All visa and immigration forms can be found online at the official website of the U.S. embassy in Canada.

The DS-160 and DS-260 forms are straightforward. You will be required to provide personal information about yourself and your background, your employer, and your education.

You will also be asked additional questions about your criminal background (if any), including any drug-related offenses.

Pay Your Visa Fee

A typical U.S. visa fee will be between $160 and $205. However, you may need to pay more for certain specialty visas.

Immigrant visas also tend to be more expensive. Additionally, the person sponsoring your trip to the United States (like an employer or spouse) may be required to pay additional fees.

Make a Visa Appointment with a U.S. Embassy or Consulate

The United States has one embassy and seven consulates across Canada. Every major city in Canada has a U.S. consulate or embassy (sorry Edmonton):

  • Ottawa
  • Calgary
  • Montreal
  • Quebec
  • Toronto
  • Vancouver
  • Halifax
  • Winnipeg

Schedule a visa interview with one of the embassies or consulates listed above. Then, prepare for your interview by collecting all required documentation.

Attend the U.S. Visa Interview

Arrive early for your U.S. visa interview. Many U.S. embassies have strict security requirements that prevent you from bringing bags, purses, smartphones, and other items into the building. You may need to store any such items at a nearby storage locker or similar facility.

Upon arrival at the U.S. embassy or consulate, you will be told to wait for your appointment. Your appointment with a consular officer will begin. You may have your fingerprints taken before or after your interview. The visa application interview can last anywhere from 60 seconds to 60 minutes.

Do Canadian Citizens Need a Visa to Study in the United States?

Canadian citizens do not need a visa to study in the United States, nor do they need a visa to participate in an exchange program in the U.S. However, Canadian citizens who wish to study in the United States do need to obtain an I-20 (or DS-2019) Certificate of Eligibility from the university, school, or exchange program they wish to attend.

Once the student has submitted the I-20 or DS-2019 form, the student will be registered with the U.S. student tracking program called SEVIS. The student will receive a SEVIS number. When the student crosses the border to begin his or her study in the United States, the student will need to bring all of the following:

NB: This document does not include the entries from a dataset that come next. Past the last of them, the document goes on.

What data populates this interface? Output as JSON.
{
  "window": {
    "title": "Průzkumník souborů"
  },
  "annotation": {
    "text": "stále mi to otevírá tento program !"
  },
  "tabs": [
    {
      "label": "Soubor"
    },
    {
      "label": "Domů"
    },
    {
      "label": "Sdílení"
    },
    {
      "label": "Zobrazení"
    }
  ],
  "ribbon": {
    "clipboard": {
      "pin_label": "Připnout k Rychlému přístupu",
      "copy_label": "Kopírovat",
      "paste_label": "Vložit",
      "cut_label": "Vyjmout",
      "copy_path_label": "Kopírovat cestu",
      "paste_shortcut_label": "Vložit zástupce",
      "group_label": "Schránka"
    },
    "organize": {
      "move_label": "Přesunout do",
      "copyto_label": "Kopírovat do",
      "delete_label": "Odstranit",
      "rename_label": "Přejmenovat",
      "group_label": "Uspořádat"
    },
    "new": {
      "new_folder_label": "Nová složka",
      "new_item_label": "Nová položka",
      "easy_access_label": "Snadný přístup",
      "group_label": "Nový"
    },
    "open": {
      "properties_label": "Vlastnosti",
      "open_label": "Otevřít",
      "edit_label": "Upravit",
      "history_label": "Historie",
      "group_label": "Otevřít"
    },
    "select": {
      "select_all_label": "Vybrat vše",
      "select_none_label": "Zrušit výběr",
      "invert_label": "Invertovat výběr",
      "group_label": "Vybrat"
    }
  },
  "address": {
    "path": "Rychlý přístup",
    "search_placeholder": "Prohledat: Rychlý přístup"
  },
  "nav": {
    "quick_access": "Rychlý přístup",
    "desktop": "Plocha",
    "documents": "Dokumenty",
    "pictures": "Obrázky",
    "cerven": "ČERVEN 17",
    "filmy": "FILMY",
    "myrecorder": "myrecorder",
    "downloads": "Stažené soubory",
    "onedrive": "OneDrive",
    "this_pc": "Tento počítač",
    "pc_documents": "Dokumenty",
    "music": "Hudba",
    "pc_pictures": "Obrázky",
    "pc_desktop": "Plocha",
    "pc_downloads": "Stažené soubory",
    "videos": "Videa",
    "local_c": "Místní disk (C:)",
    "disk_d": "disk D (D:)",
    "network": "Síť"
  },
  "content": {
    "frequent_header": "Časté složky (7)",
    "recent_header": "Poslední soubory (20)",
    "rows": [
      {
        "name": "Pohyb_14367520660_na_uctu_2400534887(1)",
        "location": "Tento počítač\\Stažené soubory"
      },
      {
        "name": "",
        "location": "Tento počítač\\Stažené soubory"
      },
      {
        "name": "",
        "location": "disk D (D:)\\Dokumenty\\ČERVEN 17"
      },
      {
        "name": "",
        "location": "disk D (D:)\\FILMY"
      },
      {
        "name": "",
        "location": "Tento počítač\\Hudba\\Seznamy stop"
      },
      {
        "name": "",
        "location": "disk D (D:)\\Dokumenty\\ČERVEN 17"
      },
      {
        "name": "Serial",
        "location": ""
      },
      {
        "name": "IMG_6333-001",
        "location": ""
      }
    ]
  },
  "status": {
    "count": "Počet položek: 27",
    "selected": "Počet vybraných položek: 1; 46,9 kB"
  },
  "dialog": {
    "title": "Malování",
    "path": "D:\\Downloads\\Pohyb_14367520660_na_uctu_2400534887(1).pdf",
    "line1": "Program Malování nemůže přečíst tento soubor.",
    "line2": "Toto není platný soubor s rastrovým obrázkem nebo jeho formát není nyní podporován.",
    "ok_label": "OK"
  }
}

  • A Canadian passport
  • The original I-20 or DS-2019 certificate
  • Proof of payment for the SEVIS application fee
  • Proof of financial means to cover the cost of studying and living in the United States
  • Proof of ties to Canada (i.e. proof that you intend to return home after completing your studies)

Canadian First Nations Peoples Traveling to the United States

In 1974, the United States and Canada signed the Jay Treaty that gave First Nations peoples and Native Indians the right to more freely travel between the two countries. Today, First Nations individuals born in Canada can freely move from Canada to the United States without the need for a visa. However, the individual must show strong evidence that he or she has at least 50% First Nations ancestry.

To prove at least 50% First Nations ancestry, the individual can use evidence like:

  • An identification card from the Ministry of Indian and Northern Affairs (recently renamed Indigenous and Northern Affairs Canada)
  • A written statement from an official of the tribe from which your ancestors originate; that letter must explicitly state your percentage of First Nations blood or the percentage of blood for your parents, based on official records
  • A passport or driver’s license

Most Canadian citizens do not need a visa. In fact, Canadian and Bermudian citizens are the only two citizens that do not require any type of visa or ESTA prior to visiting the United States. Nevertheless, many Canadian residents will require an ESTA prior to visiting the United States. In addition, certain Canadian citizens – like those intending to work or live in the United States – will be required to complete a formal visa application process.